▶ **Task prompt**
For the word "delordPL", search the records and show each line in which it occurs.

▶ **Exercise data**
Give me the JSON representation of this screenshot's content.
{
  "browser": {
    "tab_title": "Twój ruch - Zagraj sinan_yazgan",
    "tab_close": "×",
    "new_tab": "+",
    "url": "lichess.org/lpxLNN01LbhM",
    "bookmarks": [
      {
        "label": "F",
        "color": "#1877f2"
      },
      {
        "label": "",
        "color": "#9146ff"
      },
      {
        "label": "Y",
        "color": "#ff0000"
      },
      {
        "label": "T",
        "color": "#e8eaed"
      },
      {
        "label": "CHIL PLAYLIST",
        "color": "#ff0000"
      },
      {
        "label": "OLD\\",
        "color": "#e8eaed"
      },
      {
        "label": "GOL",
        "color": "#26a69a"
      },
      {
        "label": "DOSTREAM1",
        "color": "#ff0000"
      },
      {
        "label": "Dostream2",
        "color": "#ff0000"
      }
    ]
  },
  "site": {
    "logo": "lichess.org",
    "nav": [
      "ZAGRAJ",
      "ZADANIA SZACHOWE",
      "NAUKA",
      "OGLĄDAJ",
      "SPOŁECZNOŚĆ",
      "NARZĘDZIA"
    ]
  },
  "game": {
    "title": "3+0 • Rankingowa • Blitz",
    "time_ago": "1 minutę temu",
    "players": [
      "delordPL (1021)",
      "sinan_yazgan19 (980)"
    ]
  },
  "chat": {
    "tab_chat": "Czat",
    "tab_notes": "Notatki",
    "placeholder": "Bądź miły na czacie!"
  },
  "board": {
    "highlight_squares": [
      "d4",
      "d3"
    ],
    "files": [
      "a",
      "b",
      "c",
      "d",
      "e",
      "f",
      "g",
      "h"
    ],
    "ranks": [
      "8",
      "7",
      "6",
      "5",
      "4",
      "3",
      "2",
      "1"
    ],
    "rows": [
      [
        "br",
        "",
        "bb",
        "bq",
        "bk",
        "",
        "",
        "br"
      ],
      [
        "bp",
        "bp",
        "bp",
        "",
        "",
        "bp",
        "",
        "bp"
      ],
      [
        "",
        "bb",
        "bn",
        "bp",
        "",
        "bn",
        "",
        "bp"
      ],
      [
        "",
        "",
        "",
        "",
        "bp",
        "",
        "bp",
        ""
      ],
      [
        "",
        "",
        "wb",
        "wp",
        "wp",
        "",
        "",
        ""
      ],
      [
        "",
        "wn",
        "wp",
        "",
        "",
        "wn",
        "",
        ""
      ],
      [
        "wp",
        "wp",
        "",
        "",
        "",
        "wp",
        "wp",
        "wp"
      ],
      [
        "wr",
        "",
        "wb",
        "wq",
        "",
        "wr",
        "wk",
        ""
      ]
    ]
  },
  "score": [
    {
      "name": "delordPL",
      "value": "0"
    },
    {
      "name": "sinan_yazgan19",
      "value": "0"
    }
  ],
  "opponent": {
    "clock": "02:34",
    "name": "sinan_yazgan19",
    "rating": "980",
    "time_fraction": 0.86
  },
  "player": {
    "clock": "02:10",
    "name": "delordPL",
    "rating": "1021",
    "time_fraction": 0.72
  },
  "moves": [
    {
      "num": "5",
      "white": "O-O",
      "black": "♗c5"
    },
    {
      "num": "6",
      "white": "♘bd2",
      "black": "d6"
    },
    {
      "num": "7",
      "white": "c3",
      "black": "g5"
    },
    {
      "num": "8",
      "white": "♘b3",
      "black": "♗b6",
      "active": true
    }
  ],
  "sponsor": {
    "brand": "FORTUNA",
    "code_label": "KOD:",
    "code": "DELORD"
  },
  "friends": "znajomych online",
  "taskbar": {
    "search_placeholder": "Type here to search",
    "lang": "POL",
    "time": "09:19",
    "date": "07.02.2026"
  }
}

▶ **Result of the task**
      "delordPL (1021)",
      "name": "delordPL",
    "name": "delordPL",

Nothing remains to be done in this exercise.